◆ **EXERCISE OBJECTIVE**:
Where does the word "icon" show up in the records? Copy every line that has it.

....

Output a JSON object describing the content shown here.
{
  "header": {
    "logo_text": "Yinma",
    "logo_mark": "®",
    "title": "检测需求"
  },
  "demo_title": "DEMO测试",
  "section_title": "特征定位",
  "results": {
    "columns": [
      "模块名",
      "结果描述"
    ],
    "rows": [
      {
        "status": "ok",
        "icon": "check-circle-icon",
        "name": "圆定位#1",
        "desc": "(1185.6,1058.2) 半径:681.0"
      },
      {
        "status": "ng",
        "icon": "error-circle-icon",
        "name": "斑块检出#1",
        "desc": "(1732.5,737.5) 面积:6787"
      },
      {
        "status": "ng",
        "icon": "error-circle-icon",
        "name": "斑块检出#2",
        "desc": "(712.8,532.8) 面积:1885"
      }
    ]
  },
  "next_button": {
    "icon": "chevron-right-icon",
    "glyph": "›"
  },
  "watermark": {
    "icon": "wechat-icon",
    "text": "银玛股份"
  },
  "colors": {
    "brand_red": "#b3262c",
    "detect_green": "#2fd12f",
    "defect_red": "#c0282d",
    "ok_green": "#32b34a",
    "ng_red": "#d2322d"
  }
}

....

◆ **EXPECTED ANSWER**:
        "icon": "check-circle-icon",
        "icon": "error-circle-icon",
        "icon": "error-circle-icon",
    "icon": "chevron-right-icon",
    "icon": "wechat-icon",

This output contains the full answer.